__TASK__
Without including any pictures, please copy every entry below exactly.

Entries from a dataset of interfaces:
---*---

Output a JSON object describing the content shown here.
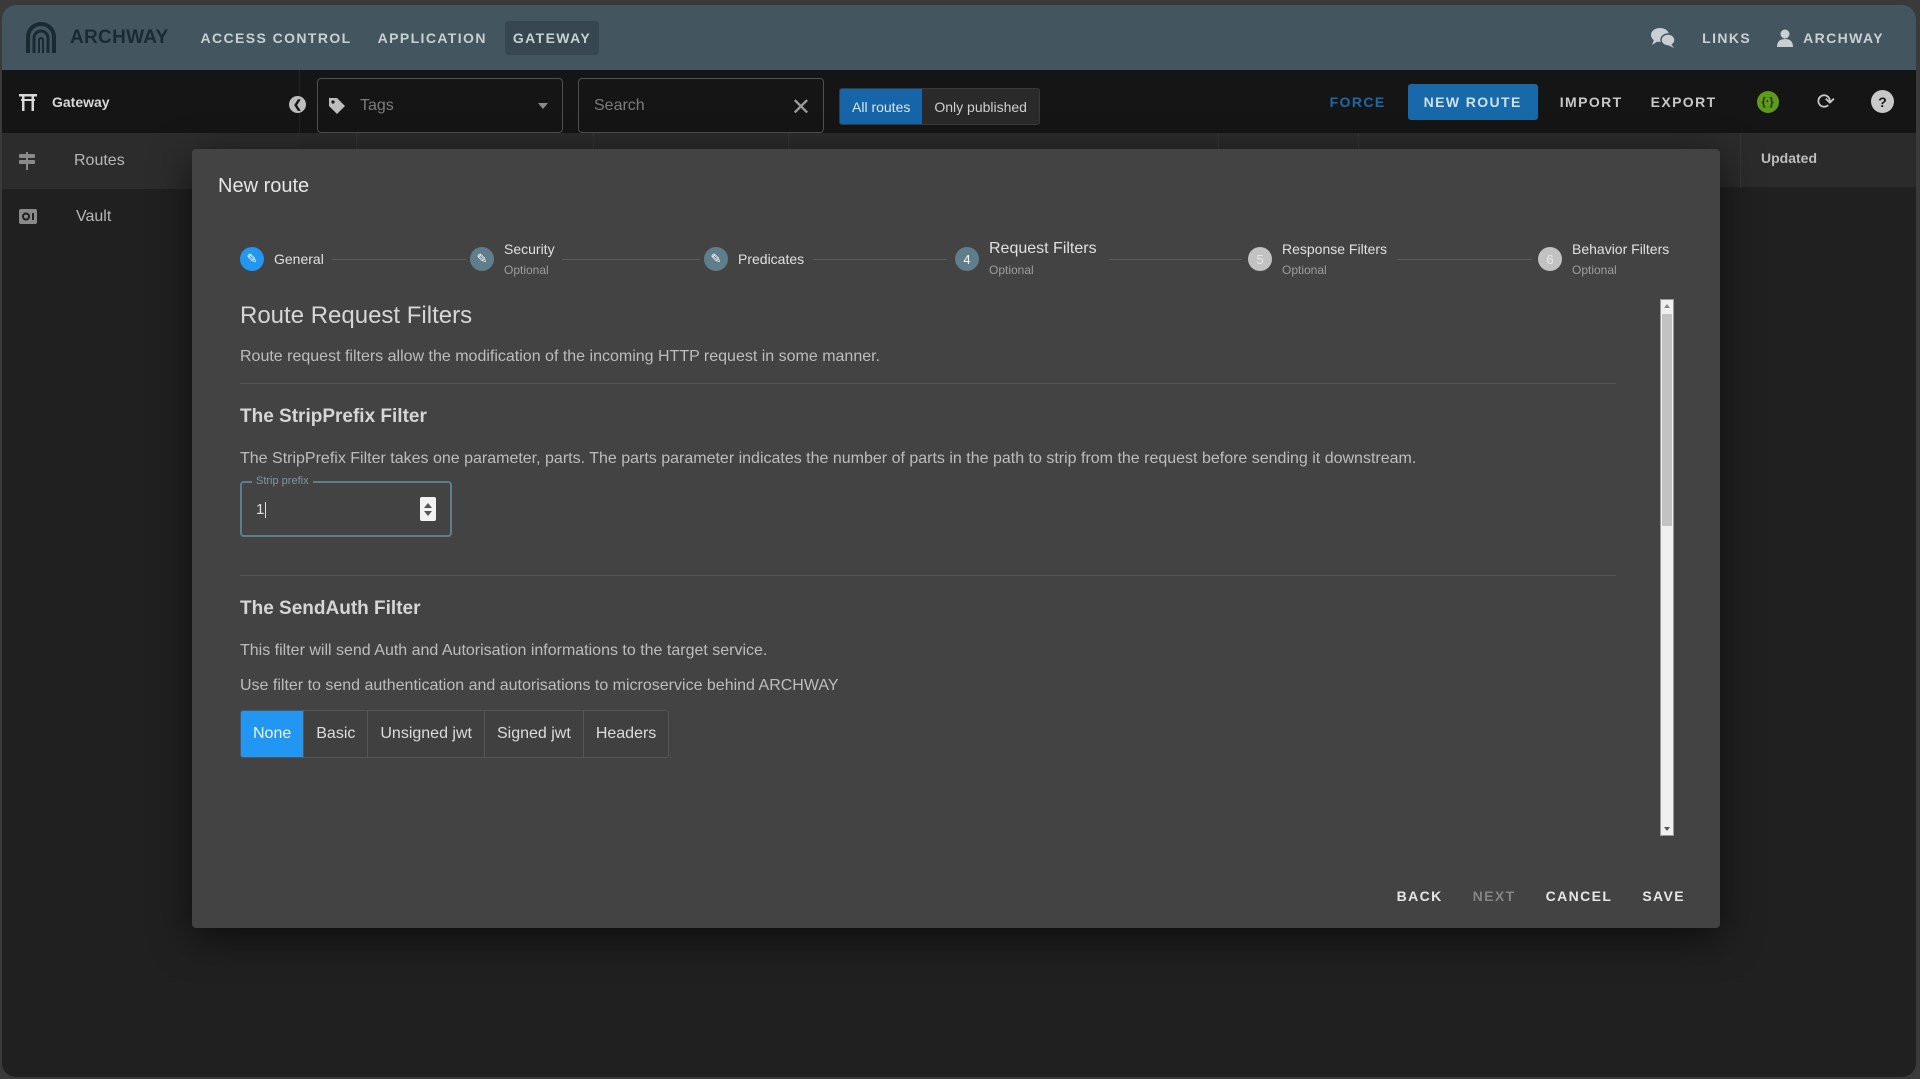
{
  "app": {
    "name": "ARCHWAY"
  },
  "topnav": {
    "items": [
      {
        "label": "ACCESS CONTROL",
        "active": false
      },
      {
        "label": "APPLICATION",
        "active": false
      },
      {
        "label": "GATEWAY",
        "active": true
      }
    ],
    "links_label": "LINKS",
    "user_label": "ARCHWAY"
  },
  "toolbar": {
    "section_label": "Gateway",
    "tags_placeholder": "Tags",
    "search_placeholder": "Search",
    "search_value": "",
    "filter_toggle": [
      {
        "label": "All routes",
        "active": true
      },
      {
        "label": "Only published",
        "active": false
      }
    ],
    "force_label": "FORCE",
    "new_route_label": "NEW ROUTE",
    "import_label": "IMPORT",
    "export_label": "EXPORT",
    "icons": {
      "api": "api-braces-icon",
      "refresh": "refresh-icon",
      "help": "help-icon"
    }
  },
  "sidebar": {
    "items": [
      {
        "label": "Routes",
        "icon": "signpost-icon",
        "active": true
      },
      {
        "label": "Vault",
        "icon": "vault-icon",
        "active": false
      }
    ]
  },
  "table": {
    "visible_header": "Updated"
  },
  "modal": {
    "title": "New route",
    "steps": [
      {
        "label": "General",
        "optional": "",
        "state": "done",
        "number": ""
      },
      {
        "label": "Security",
        "optional": "Optional",
        "state": "done",
        "number": ""
      },
      {
        "label": "Predicates",
        "optional": "",
        "state": "done",
        "number": ""
      },
      {
        "label": "Request Filters",
        "optional": "Optional",
        "state": "current",
        "number": "4"
      },
      {
        "label": "Response Filters",
        "optional": "Optional",
        "state": "todo",
        "number": "5"
      },
      {
        "label": "Behavior Filters",
        "optional": "Optional",
        "state": "todo",
        "number": "6"
      }
    ],
    "section_title": "Route Request Filters",
    "section_desc": "Route request filters allow the modification of the incoming HTTP request in some manner.",
    "strip_prefix": {
      "title": "The StripPrefix Filter",
      "desc": "The StripPrefix Filter takes one parameter, parts. The parts parameter indicates the number of parts in the path to strip from the request before sending it downstream.",
      "field_label": "Strip prefix",
      "field_value": "1"
    },
    "send_auth": {
      "title": "The SendAuth Filter",
      "desc1": "This filter will send Auth and Autorisation informations to the target service.",
      "desc2": "Use filter to send authentication and autorisations to microservice behind ARCHWAY",
      "options": [
        {
          "label": "None",
          "active": true
        },
        {
          "label": "Basic",
          "active": false
        },
        {
          "label": "Unsigned jwt",
          "active": false
        },
        {
          "label": "Signed jwt",
          "active": false
        },
        {
          "label": "Headers",
          "active": false
        }
      ]
    },
    "actions": {
      "back": "BACK",
      "next": "NEXT",
      "cancel": "CANCEL",
      "save": "SAVE"
    }
  }
}
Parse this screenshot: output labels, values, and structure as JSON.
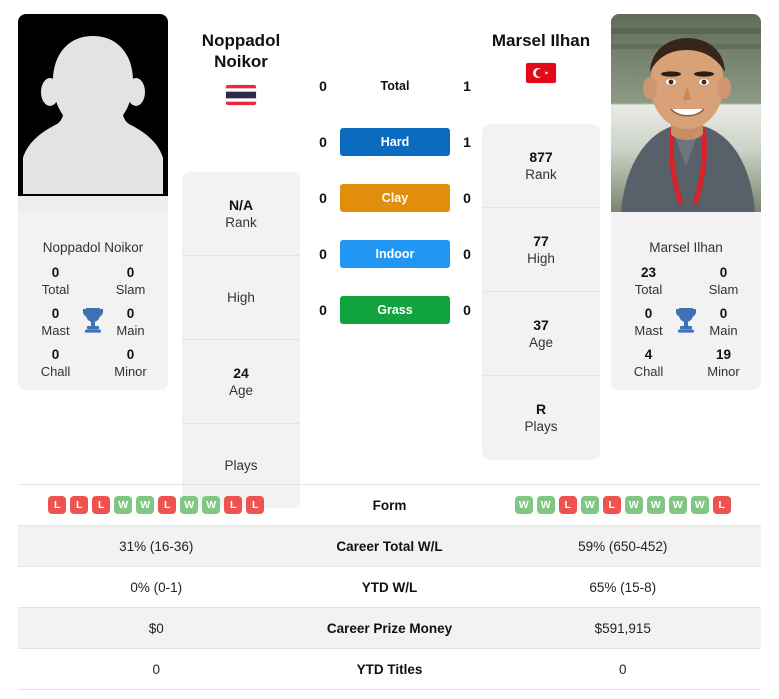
{
  "players": {
    "left": {
      "name": "Noppadol Noikor",
      "name_line1": "Noppadol",
      "name_line2": "Noikor",
      "country": "Thailand",
      "flag_icon": "thailand-flag-icon",
      "photo_type": "placeholder-avatar",
      "info": [
        {
          "value": "N/A",
          "label": "Rank"
        },
        {
          "value": "",
          "label": "High"
        },
        {
          "value": "24",
          "label": "Age"
        },
        {
          "value": "",
          "label": "Plays"
        }
      ],
      "titles": [
        {
          "value": "0",
          "label": "Total"
        },
        {
          "value": "0",
          "label": "Slam"
        },
        {
          "value": "0",
          "label": "Mast"
        },
        {
          "value": "0",
          "label": "Main"
        },
        {
          "value": "0",
          "label": "Chall"
        },
        {
          "value": "0",
          "label": "Minor"
        }
      ],
      "form": [
        "L",
        "L",
        "L",
        "W",
        "W",
        "L",
        "W",
        "W",
        "L",
        "L"
      ],
      "career_total_wl": "31% (16-36)",
      "ytd_wl": "0% (0-1)",
      "career_prize_money": "$0",
      "ytd_titles": "0"
    },
    "right": {
      "name": "Marsel Ilhan",
      "name_line1": "Marsel Ilhan",
      "name_line2": "",
      "country": "Turkey",
      "flag_icon": "turkey-flag-icon",
      "photo_type": "player-photo",
      "info": [
        {
          "value": "877",
          "label": "Rank"
        },
        {
          "value": "77",
          "label": "High"
        },
        {
          "value": "37",
          "label": "Age"
        },
        {
          "value": "R",
          "label": "Plays"
        }
      ],
      "titles": [
        {
          "value": "23",
          "label": "Total"
        },
        {
          "value": "0",
          "label": "Slam"
        },
        {
          "value": "0",
          "label": "Mast"
        },
        {
          "value": "0",
          "label": "Main"
        },
        {
          "value": "4",
          "label": "Chall"
        },
        {
          "value": "19",
          "label": "Minor"
        }
      ],
      "form": [
        "W",
        "W",
        "L",
        "W",
        "L",
        "W",
        "W",
        "W",
        "W",
        "L"
      ],
      "career_total_wl": "59% (650-452)",
      "ytd_wl": "65% (15-8)",
      "career_prize_money": "$591,915",
      "ytd_titles": "0"
    }
  },
  "head_to_head": [
    {
      "label": "Total",
      "left": "0",
      "right": "1",
      "style": "plain",
      "color": ""
    },
    {
      "label": "Hard",
      "left": "0",
      "right": "1",
      "style": "chip",
      "color": "#0b6cbf"
    },
    {
      "label": "Clay",
      "left": "0",
      "right": "0",
      "style": "chip",
      "color": "#e08e0b"
    },
    {
      "label": "Indoor",
      "left": "0",
      "right": "0",
      "style": "chip",
      "color": "#2196f3"
    },
    {
      "label": "Grass",
      "left": "0",
      "right": "0",
      "style": "chip",
      "color": "#11a33e"
    }
  ],
  "table": {
    "rows": [
      {
        "label": "Form",
        "left": "",
        "right": "",
        "type": "form",
        "shade": false
      },
      {
        "label": "Career Total W/L",
        "left": "31% (16-36)",
        "right": "59% (650-452)",
        "type": "text",
        "shade": true
      },
      {
        "label": "YTD W/L",
        "left": "0% (0-1)",
        "right": "65% (15-8)",
        "type": "text",
        "shade": false
      },
      {
        "label": "Career Prize Money",
        "left": "$0",
        "right": "$591,915",
        "type": "text",
        "shade": true
      },
      {
        "label": "YTD Titles",
        "left": "0",
        "right": "0",
        "type": "text",
        "shade": false
      }
    ]
  },
  "colors": {
    "hard": "#0b6cbf",
    "clay": "#e08e0b",
    "indoor": "#2196f3",
    "grass": "#11a33e",
    "win_badge": "#81c784",
    "loss_badge": "#ef5350",
    "card_bg": "#f2f2f2",
    "trophy": "#3f72b4"
  },
  "icons": {
    "trophy": "trophy-icon",
    "avatar_placeholder": "avatar-placeholder-icon"
  }
}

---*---

__WRITTEN ANSWER__
Output a JSON object describing the content shown here.
{
  "app": {
    "name": "ARCHWAY"
  },
  "topnav": {
    "items": [
      {
        "label": "ACCESS CONTROL",
        "active": false
      },
      {
        "label": "APPLICATION",
        "active": false
      },
      {
        "label": "GATEWAY",
        "active": true
      }
    ],
    "links_label": "LINKS",
    "user_label": "ARCHWAY"
  },
  "toolbar": {
    "section_label": "Gateway",
    "tags_placeholder": "Tags",
    "search_placeholder": "Search",
    "search_value": "",
    "filter_toggle": [
      {
        "label": "All routes",
        "active": true
      },
      {
        "label": "Only published",
        "active": false
      }
    ],
    "force_label": "FORCE",
    "new_route_label": "NEW ROUTE",
    "import_label": "IMPORT",
    "export_label": "EXPORT",
    "icons": {
      "api": "api-braces-icon",
      "refresh": "refresh-icon",
      "help": "help-icon"
    }
  },
  "sidebar": {
    "items": [
      {
        "label": "Routes",
        "icon": "signpost-icon",
        "active": true
      },
      {
        "label": "Vault",
        "icon": "vault-icon",
        "active": false
      }
    ]
  },
  "table": {
    "visible_header": "Updated"
  },
  "modal": {
    "title": "New route",
    "steps": [
      {
        "label": "General",
        "optional": "",
        "state": "done",
        "number": ""
      },
      {
        "label": "Security",
        "optional": "Optional",
        "state": "done",
        "number": ""
      },
      {
        "label": "Predicates",
        "optional": "",
        "state": "done",
        "number": ""
      },
      {
        "label": "Request Filters",
        "optional": "Optional",
        "state": "current",
        "number": "4"
      },
      {
        "label": "Response Filters",
        "optional": "Optional",
        "state": "todo",
        "number": "5"
      },
      {
        "label": "Behavior Filters",
        "optional": "Optional",
        "state": "todo",
        "number": "6"
      }
    ],
    "section_title": "Route Request Filters",
    "section_desc": "Route request filters allow the modification of the incoming HTTP request in some manner.",
    "strip_prefix": {
      "title": "The StripPrefix Filter",
      "desc": "The StripPrefix Filter takes one parameter, parts. The parts parameter indicates the number of parts in the path to strip from the request before sending it downstream.",
      "field_label": "Strip prefix",
      "field_value": "1"
    },
    "send_auth": {
      "title": "The SendAuth Filter",
      "desc1": "This filter will send Auth and Autorisation informations to the target service.",
      "desc2": "Use filter to send authentication and autorisations to microservice behind ARCHWAY",
      "options": [
        {
          "label": "None",
          "active": true
        },
        {
          "label": "Basic",
          "active": false
        },
        {
          "label": "Unsigned jwt",
          "active": false
        },
        {
          "label": "Signed jwt",
          "active": false
        },
        {
          "label": "Headers",
          "active": false
        }
      ]
    },
    "actions": {
      "back": "BACK",
      "next": "NEXT",
      "cancel": "CANCEL",
      "save": "SAVE"
    }
  }
}
Parse this screenshot: output labels, values, and structure as JSON.
{
  "players": {
    "left": {
      "name": "Noppadol Noikor",
      "name_line1": "Noppadol",
      "name_line2": "Noikor",
      "country": "Thailand",
      "flag_icon": "thailand-flag-icon",
      "photo_type": "placeholder-avatar",
      "info": [
        {
          "value": "N/A",
          "label": "Rank"
        },
        {
          "value": "",
          "label": "High"
        },
        {
          "value": "24",
          "label": "Age"
        },
        {
          "value": "",
          "label": "Plays"
        }
      ],
      "titles": [
        {
          "value": "0",
          "label": "Total"
        },
        {
          "value": "0",
          "label": "Slam"
        },
        {
          "value": "0",
          "label": "Mast"
        },
        {
          "value": "0",
          "label": "Main"
        },
        {
          "value": "0",
          "label": "Chall"
        },
        {
          "value": "0",
          "label": "Minor"
        }
      ],
      "form": [
        "L",
        "L",
        "L",
        "W",
        "W",
        "L",
        "W",
        "W",
        "L",
        "L"
      ],
      "career_total_wl": "31% (16-36)",
      "ytd_wl": "0% (0-1)",
      "career_prize_money": "$0",
      "ytd_titles": "0"
    },
    "right": {
      "name": "Marsel Ilhan",
      "name_line1": "Marsel Ilhan",
      "name_line2": "",
      "country": "Turkey",
      "flag_icon": "turkey-flag-icon",
      "photo_type": "player-photo",
      "info": [
        {
          "value": "877",
          "label": "Rank"
        },
        {
          "value": "77",
          "label": "High"
        },
        {
          "value": "37",
          "label": "Age"
        },
        {
          "value": "R",
          "label": "Plays"
        }
      ],
      "titles": [
        {
          "value": "23",
          "label": "Total"
        },
        {
          "value": "0",
          "label": "Slam"
        },
        {
          "value": "0",
          "label": "Mast"
        },
        {
          "value": "0",
          "label": "Main"
        },
        {
          "value": "4",
          "label": "Chall"
        },
        {
          "value": "19",
          "label": "Minor"
        }
      ],
      "form": [
        "W",
        "W",
        "L",
        "W",
        "L",
        "W",
        "W",
        "W",
        "W",
        "L"
      ],
      "career_total_wl": "59% (650-452)",
      "ytd_wl": "65% (15-8)",
      "career_prize_money": "$591,915",
      "ytd_titles": "0"
    }
  },
  "head_to_head": [
    {
      "label": "Total",
      "left": "0",
      "right": "1",
      "style": "plain",
      "color": ""
    },
    {
      "label": "Hard",
      "left": "0",
      "right": "1",
      "style": "chip",
      "color": "#0b6cbf"
    },
    {
      "label": "Clay",
      "left": "0",
      "right": "0",
      "style": "chip",
      "color": "#e08e0b"
    },
    {
      "label": "Indoor",
      "left": "0",
      "right": "0",
      "style": "chip",
      "color": "#2196f3"
    },
    {
      "label": "Grass",
      "left": "0",
      "right": "0",
      "style": "chip",
      "color": "#11a33e"
    }
  ],
  "table": {
    "rows": [
      {
        "label": "Form",
        "left": "",
        "right": "",
        "type": "form",
        "shade": false
      },
      {
        "label": "Career Total W/L",
        "left": "31% (16-36)",
        "right": "59% (650-452)",
        "type": "text",
        "shade": true
      },
      {
        "label": "YTD W/L",
        "left": "0% (0-1)",
        "right": "65% (15-8)",
        "type": "text",
        "shade": false
      },
      {
        "label": "Career Prize Money",
        "left": "$0",
        "right": "$591,915",
        "type": "text",
        "shade": true
      },
      {
        "label": "YTD Titles",
        "left": "0",
        "right": "0",
        "type": "text",
        "shade": false
      }
    ]
  },
  "colors": {
    "hard": "#0b6cbf",
    "clay": "#e08e0b",
    "indoor": "#2196f3",
    "grass": "#11a33e",
    "win_badge": "#81c784",
    "loss_badge": "#ef5350",
    "card_bg": "#f2f2f2",
    "trophy": "#3f72b4"
  },
  "icons": {
    "trophy": "trophy-icon",
    "avatar_placeholder": "avatar-placeholder-icon"
  }
}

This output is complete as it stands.